**Problem to solve:**
Using the entries below, show all lines with the string "this".

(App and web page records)
__________________________________________________
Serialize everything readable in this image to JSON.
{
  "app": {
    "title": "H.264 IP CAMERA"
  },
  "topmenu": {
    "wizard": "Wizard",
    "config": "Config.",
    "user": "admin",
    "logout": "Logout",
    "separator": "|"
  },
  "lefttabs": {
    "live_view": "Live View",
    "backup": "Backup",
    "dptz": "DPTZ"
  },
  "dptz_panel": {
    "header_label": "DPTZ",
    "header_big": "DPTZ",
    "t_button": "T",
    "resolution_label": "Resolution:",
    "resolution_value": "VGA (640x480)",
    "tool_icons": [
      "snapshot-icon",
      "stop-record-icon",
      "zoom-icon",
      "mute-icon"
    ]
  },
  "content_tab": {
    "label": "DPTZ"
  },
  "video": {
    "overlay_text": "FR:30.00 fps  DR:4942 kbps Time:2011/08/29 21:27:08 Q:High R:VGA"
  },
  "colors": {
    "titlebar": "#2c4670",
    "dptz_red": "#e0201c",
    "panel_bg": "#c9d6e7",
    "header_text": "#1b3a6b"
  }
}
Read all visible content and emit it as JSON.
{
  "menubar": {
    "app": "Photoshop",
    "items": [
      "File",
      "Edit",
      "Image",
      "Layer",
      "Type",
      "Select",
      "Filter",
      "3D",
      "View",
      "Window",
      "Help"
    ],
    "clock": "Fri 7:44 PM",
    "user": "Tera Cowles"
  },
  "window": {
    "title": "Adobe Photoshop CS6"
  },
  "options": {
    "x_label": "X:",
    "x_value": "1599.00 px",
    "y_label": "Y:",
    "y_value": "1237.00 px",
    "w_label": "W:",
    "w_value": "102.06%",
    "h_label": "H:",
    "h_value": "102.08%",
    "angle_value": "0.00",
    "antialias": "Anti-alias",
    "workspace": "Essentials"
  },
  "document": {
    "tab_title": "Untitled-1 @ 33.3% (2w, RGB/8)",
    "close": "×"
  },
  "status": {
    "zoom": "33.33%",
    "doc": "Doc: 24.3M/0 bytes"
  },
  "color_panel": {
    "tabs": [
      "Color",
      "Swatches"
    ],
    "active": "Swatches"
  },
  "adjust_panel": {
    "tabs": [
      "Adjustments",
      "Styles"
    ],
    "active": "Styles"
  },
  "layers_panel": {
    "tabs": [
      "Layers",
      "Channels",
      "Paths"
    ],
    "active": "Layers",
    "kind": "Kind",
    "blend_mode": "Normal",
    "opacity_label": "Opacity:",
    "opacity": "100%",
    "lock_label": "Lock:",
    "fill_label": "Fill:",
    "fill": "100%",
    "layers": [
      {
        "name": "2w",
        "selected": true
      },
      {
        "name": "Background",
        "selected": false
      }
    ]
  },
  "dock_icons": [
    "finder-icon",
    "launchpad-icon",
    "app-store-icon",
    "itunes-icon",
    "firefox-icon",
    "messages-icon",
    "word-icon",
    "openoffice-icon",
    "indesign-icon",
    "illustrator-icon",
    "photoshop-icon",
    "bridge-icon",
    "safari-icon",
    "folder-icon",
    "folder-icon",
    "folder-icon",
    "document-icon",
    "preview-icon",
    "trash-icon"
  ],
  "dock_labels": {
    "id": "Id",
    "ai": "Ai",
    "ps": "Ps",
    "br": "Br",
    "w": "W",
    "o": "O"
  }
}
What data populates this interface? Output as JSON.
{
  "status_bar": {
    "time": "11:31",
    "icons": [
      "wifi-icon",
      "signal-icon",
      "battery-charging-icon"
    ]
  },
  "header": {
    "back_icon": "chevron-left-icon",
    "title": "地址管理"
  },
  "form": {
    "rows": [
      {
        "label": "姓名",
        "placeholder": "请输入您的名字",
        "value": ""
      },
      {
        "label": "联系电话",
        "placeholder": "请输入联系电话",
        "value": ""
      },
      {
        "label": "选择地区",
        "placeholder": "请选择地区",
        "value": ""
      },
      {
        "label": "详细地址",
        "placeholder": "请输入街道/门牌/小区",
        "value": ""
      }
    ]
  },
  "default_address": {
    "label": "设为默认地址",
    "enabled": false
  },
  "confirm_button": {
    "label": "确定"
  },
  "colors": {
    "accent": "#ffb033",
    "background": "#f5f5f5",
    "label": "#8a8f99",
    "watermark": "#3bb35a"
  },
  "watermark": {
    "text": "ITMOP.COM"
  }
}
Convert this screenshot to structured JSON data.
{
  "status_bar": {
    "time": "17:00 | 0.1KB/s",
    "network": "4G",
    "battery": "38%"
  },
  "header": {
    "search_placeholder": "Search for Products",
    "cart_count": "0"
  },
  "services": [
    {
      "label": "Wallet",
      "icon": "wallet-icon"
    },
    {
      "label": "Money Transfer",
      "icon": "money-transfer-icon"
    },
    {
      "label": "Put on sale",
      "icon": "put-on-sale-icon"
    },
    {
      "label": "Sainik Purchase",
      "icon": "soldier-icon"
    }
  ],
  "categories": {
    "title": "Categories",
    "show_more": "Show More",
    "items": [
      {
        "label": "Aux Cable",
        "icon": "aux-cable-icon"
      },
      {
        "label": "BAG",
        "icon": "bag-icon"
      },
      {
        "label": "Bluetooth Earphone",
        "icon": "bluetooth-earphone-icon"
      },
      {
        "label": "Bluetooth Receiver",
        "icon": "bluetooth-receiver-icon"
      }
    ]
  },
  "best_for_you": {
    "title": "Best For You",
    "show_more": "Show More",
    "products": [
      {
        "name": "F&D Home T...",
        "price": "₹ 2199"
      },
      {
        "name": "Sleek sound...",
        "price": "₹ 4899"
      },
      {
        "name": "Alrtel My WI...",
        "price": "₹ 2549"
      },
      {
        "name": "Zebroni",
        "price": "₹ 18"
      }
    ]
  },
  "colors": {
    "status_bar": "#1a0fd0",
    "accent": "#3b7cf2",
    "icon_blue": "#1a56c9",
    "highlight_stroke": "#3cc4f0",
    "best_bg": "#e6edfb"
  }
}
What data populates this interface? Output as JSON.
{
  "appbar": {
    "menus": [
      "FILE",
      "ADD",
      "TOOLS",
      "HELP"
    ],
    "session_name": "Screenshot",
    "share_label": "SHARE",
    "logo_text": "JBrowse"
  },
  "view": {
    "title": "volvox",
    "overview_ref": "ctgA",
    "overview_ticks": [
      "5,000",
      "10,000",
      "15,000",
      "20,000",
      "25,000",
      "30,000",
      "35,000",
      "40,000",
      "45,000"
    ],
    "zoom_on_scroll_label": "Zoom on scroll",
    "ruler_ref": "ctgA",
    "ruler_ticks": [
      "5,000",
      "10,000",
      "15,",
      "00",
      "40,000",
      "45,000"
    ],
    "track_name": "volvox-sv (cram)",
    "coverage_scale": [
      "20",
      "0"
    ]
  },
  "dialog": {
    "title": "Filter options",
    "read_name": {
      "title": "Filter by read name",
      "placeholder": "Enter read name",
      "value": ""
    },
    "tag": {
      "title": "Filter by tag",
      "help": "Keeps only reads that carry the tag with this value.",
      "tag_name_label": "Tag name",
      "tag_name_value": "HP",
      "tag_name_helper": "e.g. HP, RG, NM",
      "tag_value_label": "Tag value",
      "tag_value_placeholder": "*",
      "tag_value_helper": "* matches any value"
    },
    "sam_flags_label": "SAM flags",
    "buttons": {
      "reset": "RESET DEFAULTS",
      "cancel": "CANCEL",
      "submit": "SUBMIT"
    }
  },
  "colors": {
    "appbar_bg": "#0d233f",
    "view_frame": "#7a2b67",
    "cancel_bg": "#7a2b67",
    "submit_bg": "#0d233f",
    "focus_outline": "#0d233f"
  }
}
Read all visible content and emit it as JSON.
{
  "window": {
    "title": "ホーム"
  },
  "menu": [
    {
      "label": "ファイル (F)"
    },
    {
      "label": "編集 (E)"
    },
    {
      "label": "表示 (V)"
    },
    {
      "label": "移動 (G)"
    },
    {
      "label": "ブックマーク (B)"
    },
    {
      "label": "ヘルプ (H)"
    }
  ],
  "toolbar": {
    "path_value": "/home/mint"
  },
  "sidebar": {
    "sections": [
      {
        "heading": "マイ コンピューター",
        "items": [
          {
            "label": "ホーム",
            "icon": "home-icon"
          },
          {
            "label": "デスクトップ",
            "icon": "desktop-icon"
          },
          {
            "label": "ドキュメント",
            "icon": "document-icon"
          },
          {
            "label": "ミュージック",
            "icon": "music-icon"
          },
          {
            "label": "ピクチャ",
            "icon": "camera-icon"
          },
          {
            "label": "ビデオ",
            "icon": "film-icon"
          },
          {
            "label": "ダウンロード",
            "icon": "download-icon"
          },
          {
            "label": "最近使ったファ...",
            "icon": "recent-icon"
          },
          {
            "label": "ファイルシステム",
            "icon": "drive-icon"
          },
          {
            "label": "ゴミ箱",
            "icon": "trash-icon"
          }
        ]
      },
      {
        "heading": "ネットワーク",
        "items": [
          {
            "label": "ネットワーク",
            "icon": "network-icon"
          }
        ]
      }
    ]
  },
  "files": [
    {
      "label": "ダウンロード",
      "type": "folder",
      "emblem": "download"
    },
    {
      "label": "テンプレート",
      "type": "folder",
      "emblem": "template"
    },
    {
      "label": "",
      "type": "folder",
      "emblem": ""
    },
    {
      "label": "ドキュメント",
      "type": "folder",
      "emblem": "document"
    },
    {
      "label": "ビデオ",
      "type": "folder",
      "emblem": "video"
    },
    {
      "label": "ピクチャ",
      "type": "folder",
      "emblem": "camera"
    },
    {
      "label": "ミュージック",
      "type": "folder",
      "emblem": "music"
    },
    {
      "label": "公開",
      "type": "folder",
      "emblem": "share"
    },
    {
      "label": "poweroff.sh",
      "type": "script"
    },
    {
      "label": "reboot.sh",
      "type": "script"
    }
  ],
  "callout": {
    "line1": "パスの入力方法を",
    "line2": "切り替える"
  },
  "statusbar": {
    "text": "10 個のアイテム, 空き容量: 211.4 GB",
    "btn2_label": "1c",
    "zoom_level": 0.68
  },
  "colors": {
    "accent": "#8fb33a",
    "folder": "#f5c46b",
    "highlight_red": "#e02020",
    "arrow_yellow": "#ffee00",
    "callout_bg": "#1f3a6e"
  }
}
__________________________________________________
**Answer:**
Serialize everything readable in this image to JSON.
What data populates this interface? Output as JSON.
Convert this screenshot to structured JSON data.
What data populates this interface? Output as JSON.
      "help": "Keeps only reads that carry the tag with this value.",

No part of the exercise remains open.